--- Provided data Enclosed Below ---

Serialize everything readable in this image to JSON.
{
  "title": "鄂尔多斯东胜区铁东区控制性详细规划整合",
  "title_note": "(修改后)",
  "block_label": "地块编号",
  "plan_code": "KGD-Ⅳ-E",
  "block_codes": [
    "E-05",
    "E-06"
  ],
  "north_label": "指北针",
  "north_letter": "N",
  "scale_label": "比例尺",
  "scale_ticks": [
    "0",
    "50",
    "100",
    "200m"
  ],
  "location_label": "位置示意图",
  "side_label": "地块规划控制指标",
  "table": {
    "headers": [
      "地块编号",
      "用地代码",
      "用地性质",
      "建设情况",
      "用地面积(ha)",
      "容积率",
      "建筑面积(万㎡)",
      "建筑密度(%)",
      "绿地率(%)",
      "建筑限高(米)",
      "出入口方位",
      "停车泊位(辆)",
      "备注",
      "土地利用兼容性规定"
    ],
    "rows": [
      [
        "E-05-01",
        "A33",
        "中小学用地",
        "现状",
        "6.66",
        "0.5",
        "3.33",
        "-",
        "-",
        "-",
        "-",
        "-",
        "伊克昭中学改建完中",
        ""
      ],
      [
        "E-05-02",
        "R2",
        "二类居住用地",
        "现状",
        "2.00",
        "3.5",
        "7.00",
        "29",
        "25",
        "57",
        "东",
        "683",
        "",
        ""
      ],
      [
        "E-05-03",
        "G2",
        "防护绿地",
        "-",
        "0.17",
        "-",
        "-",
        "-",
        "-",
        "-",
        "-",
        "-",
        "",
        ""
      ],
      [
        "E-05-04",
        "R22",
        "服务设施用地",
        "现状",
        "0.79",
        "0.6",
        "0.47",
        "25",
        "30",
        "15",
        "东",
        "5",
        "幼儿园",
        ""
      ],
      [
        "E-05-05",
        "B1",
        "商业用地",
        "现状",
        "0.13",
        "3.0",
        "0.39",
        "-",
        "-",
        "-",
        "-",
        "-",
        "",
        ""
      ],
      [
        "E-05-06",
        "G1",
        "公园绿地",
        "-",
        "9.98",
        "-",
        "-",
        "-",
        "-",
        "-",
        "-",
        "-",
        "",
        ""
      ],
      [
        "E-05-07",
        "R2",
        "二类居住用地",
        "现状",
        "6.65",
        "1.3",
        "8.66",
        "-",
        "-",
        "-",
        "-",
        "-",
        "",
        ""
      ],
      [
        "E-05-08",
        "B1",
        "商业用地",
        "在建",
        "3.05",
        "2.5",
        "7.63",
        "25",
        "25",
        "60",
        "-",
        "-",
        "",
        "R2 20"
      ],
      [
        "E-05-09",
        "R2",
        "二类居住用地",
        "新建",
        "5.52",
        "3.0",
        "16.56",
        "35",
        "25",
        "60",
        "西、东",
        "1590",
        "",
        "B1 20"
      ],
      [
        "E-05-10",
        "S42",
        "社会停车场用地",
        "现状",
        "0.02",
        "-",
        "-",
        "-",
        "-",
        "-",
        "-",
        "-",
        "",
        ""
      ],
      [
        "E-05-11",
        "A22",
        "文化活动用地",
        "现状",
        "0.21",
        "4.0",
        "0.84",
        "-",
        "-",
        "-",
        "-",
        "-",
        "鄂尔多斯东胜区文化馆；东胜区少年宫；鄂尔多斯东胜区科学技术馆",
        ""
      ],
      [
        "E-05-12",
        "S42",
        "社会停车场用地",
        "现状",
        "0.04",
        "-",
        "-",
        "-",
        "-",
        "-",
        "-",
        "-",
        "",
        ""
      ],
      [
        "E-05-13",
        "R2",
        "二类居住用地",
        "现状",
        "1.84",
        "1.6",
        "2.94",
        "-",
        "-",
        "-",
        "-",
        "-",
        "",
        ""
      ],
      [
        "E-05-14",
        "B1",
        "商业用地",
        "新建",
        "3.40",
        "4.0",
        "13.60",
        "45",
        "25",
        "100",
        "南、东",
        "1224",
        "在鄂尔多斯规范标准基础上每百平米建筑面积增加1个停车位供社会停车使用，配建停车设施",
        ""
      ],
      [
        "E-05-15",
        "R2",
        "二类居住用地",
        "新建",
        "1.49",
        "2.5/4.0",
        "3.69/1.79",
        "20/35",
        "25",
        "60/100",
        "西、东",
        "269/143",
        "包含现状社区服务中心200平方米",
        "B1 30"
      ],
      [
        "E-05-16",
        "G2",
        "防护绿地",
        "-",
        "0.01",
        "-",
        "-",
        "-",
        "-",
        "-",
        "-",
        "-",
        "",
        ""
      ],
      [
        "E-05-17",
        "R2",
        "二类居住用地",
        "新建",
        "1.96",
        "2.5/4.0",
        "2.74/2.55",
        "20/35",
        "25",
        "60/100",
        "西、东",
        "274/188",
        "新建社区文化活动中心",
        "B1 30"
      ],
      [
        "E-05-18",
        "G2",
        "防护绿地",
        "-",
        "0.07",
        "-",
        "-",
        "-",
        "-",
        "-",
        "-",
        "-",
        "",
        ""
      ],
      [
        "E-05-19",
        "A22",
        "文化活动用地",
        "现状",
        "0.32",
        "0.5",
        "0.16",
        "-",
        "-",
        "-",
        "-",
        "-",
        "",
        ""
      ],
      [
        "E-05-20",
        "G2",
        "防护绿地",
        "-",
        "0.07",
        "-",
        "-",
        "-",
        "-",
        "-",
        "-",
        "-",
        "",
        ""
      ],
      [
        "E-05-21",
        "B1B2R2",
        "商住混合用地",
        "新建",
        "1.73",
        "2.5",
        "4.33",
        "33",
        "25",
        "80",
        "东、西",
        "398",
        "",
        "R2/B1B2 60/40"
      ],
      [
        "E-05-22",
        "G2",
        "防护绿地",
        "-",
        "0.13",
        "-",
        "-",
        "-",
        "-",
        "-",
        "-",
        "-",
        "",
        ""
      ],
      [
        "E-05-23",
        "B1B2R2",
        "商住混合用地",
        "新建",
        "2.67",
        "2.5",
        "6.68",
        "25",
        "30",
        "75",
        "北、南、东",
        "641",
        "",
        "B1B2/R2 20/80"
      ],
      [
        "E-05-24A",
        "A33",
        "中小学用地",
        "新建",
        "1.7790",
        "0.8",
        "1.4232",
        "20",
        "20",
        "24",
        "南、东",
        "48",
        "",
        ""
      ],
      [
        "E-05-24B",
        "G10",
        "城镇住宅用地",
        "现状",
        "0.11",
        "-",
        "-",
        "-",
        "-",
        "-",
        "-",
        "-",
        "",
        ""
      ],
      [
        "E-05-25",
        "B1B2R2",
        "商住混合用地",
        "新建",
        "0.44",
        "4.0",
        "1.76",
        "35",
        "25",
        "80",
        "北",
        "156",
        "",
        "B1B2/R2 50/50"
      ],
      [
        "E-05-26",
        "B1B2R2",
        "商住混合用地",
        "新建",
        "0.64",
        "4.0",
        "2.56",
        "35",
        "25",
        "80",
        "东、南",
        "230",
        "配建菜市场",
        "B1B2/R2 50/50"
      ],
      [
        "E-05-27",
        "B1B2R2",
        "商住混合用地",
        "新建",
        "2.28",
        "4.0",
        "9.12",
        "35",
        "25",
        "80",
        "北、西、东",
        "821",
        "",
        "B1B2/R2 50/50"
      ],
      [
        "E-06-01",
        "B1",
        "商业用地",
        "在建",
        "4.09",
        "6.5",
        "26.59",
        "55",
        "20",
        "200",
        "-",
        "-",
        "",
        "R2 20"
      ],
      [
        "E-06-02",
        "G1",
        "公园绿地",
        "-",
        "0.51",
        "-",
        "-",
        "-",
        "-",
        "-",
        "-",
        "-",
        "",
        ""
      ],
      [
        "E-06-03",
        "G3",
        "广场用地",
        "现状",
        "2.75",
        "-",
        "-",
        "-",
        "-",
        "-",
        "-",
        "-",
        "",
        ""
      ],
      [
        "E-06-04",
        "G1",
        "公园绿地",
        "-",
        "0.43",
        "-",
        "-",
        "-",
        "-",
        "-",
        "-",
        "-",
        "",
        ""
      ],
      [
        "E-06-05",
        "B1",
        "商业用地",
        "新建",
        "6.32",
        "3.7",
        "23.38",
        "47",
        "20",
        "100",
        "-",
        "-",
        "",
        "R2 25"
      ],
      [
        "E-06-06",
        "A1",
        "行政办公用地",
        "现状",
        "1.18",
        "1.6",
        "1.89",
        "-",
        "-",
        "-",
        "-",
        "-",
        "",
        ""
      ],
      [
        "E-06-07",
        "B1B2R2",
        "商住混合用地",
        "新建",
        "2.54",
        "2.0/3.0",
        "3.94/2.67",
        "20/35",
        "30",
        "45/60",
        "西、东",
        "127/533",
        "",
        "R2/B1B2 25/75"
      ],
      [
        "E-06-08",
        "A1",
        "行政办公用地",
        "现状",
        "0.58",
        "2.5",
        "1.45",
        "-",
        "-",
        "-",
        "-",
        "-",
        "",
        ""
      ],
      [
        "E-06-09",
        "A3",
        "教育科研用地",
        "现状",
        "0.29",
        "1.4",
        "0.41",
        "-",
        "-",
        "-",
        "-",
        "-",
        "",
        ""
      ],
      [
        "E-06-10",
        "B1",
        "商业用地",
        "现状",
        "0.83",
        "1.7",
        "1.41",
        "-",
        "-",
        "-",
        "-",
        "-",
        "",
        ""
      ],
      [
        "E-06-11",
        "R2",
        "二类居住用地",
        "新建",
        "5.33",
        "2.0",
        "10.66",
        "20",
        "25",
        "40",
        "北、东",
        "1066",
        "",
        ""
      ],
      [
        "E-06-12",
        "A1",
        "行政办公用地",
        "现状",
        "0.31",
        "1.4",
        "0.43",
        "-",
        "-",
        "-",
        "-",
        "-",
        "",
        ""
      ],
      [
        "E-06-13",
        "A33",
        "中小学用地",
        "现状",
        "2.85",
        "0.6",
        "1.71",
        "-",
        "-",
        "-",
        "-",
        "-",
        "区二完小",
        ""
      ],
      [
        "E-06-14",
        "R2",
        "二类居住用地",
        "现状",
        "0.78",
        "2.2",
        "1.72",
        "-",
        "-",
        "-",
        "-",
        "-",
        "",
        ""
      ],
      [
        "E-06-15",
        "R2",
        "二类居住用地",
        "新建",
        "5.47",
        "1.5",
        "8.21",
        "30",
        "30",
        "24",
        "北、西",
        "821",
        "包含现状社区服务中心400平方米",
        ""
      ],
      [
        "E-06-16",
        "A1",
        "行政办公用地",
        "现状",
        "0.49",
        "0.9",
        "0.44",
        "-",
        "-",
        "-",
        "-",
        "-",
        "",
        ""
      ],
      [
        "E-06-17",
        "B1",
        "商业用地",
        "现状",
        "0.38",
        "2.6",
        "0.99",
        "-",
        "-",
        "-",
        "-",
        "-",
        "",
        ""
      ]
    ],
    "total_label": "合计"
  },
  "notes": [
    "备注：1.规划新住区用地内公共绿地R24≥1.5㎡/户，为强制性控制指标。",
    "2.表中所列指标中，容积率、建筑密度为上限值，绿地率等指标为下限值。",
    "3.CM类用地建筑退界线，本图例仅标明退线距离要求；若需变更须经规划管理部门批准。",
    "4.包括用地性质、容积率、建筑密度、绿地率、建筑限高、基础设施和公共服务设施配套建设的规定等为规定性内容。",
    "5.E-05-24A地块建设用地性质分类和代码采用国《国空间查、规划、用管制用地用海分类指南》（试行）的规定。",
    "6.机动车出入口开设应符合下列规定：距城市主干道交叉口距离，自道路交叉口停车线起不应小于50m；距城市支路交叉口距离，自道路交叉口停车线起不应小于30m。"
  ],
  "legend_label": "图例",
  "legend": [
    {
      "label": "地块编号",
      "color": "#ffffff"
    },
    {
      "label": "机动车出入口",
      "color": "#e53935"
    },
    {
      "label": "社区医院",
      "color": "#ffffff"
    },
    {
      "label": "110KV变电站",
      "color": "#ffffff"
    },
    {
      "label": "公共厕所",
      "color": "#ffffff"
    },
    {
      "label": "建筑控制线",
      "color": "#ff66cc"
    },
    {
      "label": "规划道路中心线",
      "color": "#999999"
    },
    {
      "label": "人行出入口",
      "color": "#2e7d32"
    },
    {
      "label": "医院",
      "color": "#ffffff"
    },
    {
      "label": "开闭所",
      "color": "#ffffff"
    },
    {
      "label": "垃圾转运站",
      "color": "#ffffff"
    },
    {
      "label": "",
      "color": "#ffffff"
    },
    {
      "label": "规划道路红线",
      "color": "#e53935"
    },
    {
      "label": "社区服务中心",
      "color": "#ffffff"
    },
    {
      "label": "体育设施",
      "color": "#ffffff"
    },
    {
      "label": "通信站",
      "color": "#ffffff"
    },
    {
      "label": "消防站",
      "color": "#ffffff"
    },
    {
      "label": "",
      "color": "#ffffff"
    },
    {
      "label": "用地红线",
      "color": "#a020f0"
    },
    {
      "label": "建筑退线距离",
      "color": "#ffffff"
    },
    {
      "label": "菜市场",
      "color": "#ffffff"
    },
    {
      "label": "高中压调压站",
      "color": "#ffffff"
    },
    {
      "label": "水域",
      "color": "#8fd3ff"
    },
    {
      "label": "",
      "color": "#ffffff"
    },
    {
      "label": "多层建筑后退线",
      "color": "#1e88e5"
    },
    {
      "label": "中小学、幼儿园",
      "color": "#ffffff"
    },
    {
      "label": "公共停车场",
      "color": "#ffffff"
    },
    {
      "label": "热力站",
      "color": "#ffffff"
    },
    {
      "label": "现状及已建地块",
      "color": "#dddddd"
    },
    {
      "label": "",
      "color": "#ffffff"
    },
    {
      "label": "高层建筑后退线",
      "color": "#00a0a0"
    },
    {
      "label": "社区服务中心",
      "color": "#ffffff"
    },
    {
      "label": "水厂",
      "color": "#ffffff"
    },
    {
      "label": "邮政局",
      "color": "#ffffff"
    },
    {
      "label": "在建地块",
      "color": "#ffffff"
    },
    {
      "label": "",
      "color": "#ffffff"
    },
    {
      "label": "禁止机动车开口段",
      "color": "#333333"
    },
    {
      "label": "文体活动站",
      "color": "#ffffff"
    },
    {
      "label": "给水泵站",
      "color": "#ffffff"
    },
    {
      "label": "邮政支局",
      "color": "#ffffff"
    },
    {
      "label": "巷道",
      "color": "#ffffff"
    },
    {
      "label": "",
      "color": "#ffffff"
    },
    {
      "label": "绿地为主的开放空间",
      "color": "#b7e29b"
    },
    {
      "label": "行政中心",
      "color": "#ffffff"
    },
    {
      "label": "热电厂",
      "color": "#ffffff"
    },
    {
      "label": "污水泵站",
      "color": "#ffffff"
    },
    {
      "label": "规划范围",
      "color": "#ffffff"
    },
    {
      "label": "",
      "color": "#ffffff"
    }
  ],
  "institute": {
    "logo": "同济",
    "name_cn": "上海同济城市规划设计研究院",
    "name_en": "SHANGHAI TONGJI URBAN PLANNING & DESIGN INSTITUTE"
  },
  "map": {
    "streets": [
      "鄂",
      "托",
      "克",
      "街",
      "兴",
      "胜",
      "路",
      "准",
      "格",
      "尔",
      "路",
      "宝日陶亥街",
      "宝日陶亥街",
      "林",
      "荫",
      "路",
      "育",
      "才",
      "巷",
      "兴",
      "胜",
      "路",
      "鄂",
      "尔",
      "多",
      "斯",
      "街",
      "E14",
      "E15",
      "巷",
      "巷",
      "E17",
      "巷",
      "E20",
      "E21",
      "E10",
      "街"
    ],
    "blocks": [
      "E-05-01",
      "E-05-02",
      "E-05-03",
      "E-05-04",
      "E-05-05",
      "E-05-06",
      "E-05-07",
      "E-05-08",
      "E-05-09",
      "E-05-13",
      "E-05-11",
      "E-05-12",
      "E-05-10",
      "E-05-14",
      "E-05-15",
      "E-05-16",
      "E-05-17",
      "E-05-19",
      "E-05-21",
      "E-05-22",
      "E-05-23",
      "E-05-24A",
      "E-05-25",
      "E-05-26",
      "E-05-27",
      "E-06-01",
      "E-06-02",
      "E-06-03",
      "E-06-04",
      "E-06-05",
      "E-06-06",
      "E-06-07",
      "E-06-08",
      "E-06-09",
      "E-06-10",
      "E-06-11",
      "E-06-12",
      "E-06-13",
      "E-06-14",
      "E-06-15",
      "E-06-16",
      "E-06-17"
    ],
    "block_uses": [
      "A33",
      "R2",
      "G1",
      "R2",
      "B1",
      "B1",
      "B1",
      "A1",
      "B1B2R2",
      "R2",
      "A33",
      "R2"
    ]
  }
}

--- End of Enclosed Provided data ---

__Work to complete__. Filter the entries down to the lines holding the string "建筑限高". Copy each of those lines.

__Output of the task__.
      "建筑限高(米)",
    "4.包括用地性质、容积率、建筑密度、绿地率、建筑限高、基础设施和公共服务设施配套建设的规定等为规定性内容。",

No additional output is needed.